In 2017, Dove made a promise to only use images of women and beauty that were true and accurate. The brand’s new No Digital Distortion Mark project is an extension of that Real Beauty Pledge.
“Last year, we pledged to use images with zero digital distortion,” affirms Sophie Galvani, global vice president of Dove, in a media release about the new initiative.
“This year, we want to go one step further and give women a tool to help them understand what is real and what isn’t,” she explains.
Galvani is optimistic that “the Mark will help women identify reality and relieve some of the pressure to look a certain way.” And it’s a way of encouraging other brands to follow suit: “We are hoping more brands join us in this movement, as this commitment needs to be widespread,” says Galvani.
Since the brand’s Real Beauty campaign in 2004, Dove has been increasingly focused on marketing that foregrounds confidence. The No Digital Distortion Mark is “another step in ensuring beauty is a source of confidence and not anxiety,” according to this week’s media release.
The company’s own research shows that consumers are ready for a change in advertising practices. 77% of women around the world “have lost faith” in the advertising images they see, according to a 2016 Dove research report. And, 69% of those women “cite increasing pressures from advertising and media to reach an unrealistic standard of beauty as a key force in driving appearance anxiety.”
Dove backs up its Self-Esteem Project with insights from experts in culture and body image.
“When content in the media is not reflective of reality, it has a profound negative effect on the viewer,” says Jess Weiner, Cultural Expert and Adjunct Professor at University of Southern California Annenberg School of Journalism, whose remarks are quoted in the latest Dove media release.

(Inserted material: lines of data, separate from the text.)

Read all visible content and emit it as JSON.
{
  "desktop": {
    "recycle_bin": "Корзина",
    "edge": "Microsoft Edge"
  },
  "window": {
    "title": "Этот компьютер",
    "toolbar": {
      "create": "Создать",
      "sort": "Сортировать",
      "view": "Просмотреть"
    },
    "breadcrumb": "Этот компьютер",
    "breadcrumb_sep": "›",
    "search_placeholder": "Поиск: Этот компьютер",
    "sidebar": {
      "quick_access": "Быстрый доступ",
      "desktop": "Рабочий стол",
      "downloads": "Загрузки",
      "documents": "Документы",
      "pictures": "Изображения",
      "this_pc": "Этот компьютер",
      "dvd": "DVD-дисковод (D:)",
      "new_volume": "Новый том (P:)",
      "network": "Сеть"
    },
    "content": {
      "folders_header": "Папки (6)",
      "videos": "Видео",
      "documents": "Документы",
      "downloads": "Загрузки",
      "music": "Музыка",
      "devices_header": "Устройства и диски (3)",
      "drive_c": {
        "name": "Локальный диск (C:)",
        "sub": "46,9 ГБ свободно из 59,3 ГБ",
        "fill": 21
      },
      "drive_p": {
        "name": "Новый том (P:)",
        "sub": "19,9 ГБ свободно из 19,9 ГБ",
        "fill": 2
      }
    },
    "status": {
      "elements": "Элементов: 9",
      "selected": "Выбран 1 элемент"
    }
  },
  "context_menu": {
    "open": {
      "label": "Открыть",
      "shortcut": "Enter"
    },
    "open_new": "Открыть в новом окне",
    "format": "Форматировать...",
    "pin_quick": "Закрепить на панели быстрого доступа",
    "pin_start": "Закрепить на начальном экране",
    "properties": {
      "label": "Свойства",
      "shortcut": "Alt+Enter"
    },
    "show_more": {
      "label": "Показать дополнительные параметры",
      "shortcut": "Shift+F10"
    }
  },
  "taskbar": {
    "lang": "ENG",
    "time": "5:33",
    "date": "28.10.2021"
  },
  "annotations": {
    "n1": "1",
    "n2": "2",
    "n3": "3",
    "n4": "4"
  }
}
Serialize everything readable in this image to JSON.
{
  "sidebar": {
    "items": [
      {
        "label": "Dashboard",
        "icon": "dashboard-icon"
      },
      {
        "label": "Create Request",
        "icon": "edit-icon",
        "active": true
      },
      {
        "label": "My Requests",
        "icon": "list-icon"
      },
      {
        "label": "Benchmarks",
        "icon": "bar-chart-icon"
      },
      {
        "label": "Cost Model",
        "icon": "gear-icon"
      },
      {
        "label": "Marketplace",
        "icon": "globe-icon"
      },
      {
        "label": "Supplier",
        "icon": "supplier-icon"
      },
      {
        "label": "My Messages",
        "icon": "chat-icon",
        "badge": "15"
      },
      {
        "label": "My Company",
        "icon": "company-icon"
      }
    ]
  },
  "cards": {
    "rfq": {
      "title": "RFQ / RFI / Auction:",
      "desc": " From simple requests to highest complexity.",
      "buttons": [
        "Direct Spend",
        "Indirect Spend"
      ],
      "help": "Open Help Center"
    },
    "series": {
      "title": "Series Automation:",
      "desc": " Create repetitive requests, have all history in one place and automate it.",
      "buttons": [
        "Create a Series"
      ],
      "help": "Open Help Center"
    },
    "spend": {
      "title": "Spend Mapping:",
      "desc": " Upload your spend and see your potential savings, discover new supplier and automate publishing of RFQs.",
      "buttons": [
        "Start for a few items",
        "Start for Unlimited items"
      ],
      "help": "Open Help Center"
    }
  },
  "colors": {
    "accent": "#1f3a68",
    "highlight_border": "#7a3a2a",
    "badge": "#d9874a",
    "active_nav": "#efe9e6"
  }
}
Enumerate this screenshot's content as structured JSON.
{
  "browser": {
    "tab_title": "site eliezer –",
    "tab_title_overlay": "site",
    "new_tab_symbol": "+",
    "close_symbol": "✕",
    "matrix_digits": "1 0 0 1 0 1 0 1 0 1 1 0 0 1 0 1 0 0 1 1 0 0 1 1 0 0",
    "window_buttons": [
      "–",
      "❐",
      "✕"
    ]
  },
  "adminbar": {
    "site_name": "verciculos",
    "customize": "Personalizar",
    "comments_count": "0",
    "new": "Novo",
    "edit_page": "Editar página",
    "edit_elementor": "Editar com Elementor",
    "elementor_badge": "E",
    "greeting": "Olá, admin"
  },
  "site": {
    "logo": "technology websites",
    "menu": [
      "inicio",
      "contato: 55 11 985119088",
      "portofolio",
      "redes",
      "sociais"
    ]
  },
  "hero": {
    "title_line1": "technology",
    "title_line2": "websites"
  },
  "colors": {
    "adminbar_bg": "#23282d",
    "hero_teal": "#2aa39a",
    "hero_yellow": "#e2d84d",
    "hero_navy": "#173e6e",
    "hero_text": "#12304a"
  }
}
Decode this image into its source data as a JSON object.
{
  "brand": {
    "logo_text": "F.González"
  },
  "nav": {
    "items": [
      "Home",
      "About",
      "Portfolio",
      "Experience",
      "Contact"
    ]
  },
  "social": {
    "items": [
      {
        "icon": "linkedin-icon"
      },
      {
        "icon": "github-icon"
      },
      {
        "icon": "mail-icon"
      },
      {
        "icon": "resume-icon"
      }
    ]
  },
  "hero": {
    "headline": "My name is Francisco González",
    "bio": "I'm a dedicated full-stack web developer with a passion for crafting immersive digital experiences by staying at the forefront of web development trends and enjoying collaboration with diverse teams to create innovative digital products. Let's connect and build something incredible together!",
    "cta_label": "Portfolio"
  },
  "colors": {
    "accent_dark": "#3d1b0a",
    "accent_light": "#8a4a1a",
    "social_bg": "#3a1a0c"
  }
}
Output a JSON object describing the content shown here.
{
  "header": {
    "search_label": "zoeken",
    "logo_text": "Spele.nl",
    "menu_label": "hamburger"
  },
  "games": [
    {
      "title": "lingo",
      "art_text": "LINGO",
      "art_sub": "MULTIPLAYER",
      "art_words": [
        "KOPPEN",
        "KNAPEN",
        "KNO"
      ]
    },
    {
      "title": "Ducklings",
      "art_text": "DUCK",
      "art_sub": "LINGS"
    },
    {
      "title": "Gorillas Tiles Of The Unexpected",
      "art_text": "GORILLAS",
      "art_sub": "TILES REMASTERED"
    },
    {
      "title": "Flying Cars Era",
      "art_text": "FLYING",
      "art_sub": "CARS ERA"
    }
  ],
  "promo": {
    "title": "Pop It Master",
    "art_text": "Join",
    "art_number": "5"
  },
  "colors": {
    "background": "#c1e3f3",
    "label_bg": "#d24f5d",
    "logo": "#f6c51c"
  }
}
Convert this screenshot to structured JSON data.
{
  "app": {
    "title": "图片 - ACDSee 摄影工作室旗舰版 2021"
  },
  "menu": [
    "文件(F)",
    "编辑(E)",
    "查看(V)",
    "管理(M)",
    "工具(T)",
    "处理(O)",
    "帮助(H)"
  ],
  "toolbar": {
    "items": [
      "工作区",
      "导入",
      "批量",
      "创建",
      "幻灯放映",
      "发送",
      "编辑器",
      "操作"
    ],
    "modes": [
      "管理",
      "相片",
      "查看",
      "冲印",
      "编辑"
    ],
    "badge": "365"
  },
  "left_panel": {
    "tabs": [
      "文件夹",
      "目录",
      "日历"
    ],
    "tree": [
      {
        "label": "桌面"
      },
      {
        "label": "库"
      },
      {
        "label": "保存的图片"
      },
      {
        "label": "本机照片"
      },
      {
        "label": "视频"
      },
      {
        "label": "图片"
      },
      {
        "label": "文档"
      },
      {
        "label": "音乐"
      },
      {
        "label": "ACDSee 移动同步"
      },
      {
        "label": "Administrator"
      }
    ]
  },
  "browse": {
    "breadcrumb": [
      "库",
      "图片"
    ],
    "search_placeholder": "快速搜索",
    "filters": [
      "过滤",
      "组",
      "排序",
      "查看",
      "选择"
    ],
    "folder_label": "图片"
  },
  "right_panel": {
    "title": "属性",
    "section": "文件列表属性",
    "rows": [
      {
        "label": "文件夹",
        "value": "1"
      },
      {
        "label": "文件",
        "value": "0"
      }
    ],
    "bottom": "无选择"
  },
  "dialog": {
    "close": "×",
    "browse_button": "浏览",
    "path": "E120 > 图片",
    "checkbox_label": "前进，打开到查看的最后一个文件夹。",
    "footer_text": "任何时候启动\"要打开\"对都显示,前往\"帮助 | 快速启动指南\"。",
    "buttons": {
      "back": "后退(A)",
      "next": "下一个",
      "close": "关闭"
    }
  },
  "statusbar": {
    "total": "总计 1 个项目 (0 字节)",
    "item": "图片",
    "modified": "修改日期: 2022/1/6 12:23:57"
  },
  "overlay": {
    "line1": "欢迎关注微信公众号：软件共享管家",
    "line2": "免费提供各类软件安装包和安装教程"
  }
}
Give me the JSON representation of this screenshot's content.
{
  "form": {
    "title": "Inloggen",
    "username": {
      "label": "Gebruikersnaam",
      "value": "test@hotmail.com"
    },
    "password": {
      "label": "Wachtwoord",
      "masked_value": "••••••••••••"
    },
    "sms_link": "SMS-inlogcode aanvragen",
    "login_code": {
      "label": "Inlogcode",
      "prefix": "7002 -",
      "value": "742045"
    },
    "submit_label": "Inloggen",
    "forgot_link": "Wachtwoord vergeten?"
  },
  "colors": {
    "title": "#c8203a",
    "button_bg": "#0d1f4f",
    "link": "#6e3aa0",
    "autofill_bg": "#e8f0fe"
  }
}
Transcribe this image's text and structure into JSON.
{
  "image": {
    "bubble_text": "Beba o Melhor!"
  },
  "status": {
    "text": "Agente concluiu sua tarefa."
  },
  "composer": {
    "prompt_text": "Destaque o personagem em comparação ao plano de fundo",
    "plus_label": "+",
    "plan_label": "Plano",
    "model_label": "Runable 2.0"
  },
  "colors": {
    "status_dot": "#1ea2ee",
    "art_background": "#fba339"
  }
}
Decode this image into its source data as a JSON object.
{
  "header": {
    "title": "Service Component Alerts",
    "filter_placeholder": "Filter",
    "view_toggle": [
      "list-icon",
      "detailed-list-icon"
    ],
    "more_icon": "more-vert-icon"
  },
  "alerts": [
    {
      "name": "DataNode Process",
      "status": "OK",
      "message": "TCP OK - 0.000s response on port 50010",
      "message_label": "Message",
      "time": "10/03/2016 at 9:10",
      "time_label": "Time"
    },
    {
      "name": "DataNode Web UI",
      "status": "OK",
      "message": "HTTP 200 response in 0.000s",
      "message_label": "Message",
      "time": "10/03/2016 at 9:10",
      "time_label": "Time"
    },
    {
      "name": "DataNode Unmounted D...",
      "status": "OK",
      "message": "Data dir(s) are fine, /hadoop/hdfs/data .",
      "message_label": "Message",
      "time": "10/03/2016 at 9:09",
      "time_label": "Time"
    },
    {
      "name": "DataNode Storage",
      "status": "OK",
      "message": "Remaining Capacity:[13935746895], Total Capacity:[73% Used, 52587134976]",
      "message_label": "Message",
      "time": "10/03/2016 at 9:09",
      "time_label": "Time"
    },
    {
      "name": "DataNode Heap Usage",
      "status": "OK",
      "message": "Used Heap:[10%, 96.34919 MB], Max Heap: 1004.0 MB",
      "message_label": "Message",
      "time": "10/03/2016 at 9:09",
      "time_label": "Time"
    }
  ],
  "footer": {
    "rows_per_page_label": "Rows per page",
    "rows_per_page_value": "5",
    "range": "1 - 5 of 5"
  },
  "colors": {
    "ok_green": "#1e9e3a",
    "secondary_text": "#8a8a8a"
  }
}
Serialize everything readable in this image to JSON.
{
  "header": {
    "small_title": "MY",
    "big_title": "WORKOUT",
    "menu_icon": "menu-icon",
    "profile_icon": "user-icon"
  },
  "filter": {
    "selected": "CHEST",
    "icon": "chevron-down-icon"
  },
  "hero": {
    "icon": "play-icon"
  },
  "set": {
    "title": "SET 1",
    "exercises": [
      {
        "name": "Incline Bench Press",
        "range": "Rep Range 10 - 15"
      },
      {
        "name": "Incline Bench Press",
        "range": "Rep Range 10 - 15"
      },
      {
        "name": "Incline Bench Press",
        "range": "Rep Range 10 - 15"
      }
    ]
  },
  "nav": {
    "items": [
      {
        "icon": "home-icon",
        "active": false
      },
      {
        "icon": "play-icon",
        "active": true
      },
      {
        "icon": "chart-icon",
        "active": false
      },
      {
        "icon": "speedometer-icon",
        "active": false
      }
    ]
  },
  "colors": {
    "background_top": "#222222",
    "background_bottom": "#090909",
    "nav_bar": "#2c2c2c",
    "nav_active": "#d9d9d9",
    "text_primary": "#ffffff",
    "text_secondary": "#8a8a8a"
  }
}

“By viewing unrealistic and unachievable beauty images it creates an unattainable goal which leads to feelings of failure,” adds Weiner; and, “this is especially true of young girls who have grown up in a world of filters and airbrushing.”
Dr. Phillippa Diedrechs, a body image expert also quoted by Dove, believes brands and media makers have an obligation to not show unattainable images. “The responsibility shouldn't solely be on the viewer,” says Diedrechs. “Brands can do more to showcase reality and take this unnecessary pressure away. By doing so, we can have a positive impact on the lives of young girls”
Diedrechs believes that "through the work of the Dove Self-Esteem project, we teach children to question what they see in the media and not to take everything at face value.”
Get real seal
Dove’s No Digital Distortion Mark will start showing up on ads and images next month. The brand's deodorant campaigns will be the first to include the mark.
Then by the start of next year, all of Dove’s still advertising will include the mark that ensures consumers they are seeing women on the page or screen as they are in real life. “By January 2, 2019, the mark will be incorporated into all static imagery showcasing women, across print, digital and social and will represent that the image is not distorted,” according to the media release.
The brand sees the mark as a way to be more responsible: “Dove will be held accountable to only show accurate and genuine portrayals of people, showing them how they are in real life.”
Read more about how other brands and retailers are moving ahead with no – Photo Shopping policies here on Cosmetics Design.
Deanna Utroske, CosmeticsDesign.com Editor, covers beauty business news in the Americas region and publishes the weekly Indie Beauty Profile column, showcasing the inspiring work of entrepreneurs and innovative brands.